House Speaker John Boehner (R-Ohio) told reporters this morning that his caucus will do “everything possible” to get a veto-proof majority against implementation of the Iran nuclear deal.
Congress just began its 60-day review period of the deal, so debate and votes won’t begin until lawmakers return from recess in September.
Administration officials were briefing members of Congress on the deal in closed-door meetings this afternoon, and Boehner indicated they’ll be grilled about the terms of the agreement.
“While the president’s Iran deal may have been applauded at the United Nations, I think he faces serious skepticism here at home,” Boehner said.
“Let me just assure you that members of Congress will ask much tougher questions this afternoon when we meet with the president’s team, because a bad deal threatens the security of the American people, and we’re going to do everything possible to stop it.”
Majority Leader Kevin McCarthy (R-Calif.) said he continues “to see more concerns on our side and on the other side of the aisle as well.”
“I’ll highlight one quote that I read this weekend on the basis of the president going to the U.N. Security Council. This comes from Senator Menenedez, ‘The bottom line is the real deal doesn’t end Iran’s nuclear program, it preserves it.’ This is a real concern that all Americans have,” McCarthy said outside of a morning closed caucus meeting.
“I recently saw in the Washington Post and ABC they found that 64 percent of the people said they were not confident the deal would halt Iran’s nuclear ambitions. Today in the hearing, I look forward to the questions, but more importantly. I look forward to the answers, because the more I hear about this agreement, the more concerned I become. Of all the issues we’ve had before us, this is the most critical. We have to get this right, because the world will never be the same.”
Majority Whip Steve Scalise (R-La.) predicted that the August recess, when lawmakers return to their home districts, will stir up even more fears about the deal.
That sort of grass-roots sentiment in recess townhalls changed the party of power in 2010 midterm elections over anger about Obamacare.

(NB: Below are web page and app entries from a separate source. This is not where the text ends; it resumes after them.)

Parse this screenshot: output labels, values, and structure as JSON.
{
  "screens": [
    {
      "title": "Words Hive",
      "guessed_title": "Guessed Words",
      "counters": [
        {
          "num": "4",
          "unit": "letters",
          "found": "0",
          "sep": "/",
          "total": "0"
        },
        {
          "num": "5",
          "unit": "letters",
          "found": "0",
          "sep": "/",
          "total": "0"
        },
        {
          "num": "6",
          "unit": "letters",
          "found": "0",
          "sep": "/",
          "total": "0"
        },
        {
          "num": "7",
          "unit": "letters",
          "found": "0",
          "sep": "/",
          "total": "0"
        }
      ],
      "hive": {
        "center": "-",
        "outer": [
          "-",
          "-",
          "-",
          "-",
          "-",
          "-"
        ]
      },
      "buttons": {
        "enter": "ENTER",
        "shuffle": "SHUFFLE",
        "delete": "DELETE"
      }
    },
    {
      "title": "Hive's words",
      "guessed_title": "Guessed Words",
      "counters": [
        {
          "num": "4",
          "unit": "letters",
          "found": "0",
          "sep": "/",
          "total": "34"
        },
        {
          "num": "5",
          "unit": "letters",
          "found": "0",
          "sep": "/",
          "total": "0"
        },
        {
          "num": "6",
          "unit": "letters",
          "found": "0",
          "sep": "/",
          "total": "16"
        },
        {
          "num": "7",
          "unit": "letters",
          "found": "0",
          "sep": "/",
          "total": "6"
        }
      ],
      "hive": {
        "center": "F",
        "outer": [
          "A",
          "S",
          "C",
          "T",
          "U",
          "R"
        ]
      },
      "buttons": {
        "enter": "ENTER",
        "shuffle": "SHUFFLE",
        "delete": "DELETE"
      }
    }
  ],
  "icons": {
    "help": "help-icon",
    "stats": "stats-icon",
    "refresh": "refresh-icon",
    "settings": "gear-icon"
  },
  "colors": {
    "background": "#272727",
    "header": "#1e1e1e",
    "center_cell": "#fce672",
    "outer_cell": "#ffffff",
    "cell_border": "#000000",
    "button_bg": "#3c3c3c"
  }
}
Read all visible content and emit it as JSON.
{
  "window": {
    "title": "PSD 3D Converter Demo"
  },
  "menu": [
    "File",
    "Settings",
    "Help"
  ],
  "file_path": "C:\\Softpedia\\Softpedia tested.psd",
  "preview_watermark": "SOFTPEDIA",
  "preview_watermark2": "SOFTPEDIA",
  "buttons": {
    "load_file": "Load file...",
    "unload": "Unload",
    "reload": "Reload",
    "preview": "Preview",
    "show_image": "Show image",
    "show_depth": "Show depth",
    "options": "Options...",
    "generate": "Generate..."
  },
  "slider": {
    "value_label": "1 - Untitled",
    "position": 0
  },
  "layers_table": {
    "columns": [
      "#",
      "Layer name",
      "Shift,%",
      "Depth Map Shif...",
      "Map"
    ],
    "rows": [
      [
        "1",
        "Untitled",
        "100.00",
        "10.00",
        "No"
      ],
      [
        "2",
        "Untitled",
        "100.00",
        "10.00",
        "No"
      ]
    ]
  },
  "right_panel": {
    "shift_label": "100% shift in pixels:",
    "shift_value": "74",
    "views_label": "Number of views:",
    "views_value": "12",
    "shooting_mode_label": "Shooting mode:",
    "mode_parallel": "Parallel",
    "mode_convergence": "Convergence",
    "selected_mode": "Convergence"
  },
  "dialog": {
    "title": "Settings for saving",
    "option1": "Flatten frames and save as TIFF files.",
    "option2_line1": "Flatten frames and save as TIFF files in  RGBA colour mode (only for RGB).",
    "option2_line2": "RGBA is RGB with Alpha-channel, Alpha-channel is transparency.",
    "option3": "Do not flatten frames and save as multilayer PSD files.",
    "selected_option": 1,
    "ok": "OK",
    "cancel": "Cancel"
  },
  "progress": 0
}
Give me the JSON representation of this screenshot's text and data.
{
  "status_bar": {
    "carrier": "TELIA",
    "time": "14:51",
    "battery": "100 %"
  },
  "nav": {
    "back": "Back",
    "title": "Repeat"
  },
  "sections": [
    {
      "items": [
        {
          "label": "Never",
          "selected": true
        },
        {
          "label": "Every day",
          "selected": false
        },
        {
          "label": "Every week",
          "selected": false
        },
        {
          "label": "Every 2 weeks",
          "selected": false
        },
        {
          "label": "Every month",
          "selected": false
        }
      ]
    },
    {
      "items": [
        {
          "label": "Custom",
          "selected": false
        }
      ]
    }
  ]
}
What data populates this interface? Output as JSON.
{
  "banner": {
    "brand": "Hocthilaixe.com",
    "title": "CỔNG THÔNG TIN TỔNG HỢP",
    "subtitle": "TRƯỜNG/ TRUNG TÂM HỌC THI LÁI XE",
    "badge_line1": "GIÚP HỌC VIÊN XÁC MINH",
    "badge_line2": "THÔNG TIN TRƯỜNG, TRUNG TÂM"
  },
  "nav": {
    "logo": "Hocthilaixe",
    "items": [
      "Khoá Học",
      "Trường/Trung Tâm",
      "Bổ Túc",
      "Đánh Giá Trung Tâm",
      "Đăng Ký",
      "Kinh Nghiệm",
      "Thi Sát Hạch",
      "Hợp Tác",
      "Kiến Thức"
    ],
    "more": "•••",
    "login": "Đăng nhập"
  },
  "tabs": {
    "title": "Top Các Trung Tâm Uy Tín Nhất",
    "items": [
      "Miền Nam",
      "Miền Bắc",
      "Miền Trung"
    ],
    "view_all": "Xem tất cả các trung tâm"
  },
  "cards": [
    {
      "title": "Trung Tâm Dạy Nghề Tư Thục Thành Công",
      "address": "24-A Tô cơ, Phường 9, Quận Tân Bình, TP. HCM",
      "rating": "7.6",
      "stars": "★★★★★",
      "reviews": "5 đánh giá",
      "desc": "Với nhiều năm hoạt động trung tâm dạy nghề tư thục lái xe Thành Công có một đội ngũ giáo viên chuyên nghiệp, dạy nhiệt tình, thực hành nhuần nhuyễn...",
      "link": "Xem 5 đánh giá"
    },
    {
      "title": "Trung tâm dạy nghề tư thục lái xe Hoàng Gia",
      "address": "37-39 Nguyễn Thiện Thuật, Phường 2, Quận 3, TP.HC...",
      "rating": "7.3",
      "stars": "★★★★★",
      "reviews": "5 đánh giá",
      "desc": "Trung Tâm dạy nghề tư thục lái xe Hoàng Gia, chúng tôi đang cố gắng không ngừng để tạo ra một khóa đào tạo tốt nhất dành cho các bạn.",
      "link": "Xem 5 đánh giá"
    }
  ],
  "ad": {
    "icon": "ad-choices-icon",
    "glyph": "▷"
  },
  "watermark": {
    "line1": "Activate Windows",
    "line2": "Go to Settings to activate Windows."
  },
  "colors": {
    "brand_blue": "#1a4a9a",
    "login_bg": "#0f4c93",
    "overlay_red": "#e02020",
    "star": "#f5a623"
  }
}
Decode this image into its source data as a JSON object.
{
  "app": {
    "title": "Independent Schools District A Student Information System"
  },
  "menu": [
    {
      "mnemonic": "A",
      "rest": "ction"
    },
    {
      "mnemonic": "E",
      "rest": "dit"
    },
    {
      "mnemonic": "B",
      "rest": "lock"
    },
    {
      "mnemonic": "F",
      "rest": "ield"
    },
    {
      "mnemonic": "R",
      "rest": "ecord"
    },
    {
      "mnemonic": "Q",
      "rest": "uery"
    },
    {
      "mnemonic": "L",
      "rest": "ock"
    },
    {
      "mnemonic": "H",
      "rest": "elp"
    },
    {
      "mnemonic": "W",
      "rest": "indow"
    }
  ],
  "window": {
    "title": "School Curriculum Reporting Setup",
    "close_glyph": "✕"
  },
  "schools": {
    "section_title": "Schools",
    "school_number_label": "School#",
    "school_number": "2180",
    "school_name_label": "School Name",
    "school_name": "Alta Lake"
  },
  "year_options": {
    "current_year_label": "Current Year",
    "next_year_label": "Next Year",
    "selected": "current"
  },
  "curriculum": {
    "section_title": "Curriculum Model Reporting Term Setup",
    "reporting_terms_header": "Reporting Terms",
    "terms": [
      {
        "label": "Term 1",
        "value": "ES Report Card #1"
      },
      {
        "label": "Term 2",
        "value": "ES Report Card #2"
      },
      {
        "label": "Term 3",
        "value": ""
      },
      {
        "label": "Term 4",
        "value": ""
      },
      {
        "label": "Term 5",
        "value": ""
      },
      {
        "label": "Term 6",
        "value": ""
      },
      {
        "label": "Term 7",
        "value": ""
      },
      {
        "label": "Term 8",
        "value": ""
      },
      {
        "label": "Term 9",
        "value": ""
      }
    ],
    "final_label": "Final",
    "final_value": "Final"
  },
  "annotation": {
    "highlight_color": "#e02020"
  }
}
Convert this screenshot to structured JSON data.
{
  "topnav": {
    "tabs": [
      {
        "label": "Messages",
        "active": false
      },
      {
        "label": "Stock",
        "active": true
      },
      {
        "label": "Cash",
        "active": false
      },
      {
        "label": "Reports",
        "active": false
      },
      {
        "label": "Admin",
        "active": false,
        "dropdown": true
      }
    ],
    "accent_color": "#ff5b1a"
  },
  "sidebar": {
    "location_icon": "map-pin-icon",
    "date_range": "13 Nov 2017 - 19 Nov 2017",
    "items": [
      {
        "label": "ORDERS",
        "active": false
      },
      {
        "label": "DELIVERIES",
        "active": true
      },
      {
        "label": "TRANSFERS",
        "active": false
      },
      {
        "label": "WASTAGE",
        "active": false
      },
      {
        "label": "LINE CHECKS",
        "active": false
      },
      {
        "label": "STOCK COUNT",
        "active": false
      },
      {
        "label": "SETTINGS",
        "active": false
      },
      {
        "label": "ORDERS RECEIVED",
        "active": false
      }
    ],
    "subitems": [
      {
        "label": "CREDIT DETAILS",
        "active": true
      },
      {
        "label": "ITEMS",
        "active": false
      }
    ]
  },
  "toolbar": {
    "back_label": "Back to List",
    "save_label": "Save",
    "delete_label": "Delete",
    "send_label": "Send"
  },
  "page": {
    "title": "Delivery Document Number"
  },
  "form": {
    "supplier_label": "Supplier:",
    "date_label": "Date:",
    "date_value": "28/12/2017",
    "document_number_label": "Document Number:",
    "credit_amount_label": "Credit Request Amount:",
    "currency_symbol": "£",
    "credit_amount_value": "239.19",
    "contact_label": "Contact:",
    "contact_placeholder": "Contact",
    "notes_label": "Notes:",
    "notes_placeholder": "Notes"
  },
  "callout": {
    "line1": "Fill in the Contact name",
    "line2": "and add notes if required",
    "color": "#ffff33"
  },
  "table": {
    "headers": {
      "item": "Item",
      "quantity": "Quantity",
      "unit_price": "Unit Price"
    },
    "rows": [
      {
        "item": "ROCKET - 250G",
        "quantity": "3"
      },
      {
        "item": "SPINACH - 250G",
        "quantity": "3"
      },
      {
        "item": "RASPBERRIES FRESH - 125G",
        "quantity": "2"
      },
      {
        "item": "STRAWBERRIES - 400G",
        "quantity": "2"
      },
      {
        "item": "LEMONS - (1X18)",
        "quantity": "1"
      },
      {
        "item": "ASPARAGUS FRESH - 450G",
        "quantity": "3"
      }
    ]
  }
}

“You’re going to hear a lot of debate and real concern that we’re seeing across the country about this Iran deal,” Scalise said. “As more of the details come out, we’ve got more and more people expressing concern about how bad of a deal this is for the United States and, of course, our strong ally Israel and people throughout the Middle East are concerned as well about the likelihood of a nuclear arms race being escalated by the ability for Iran to be able to move forward with their nuclear weapons program.”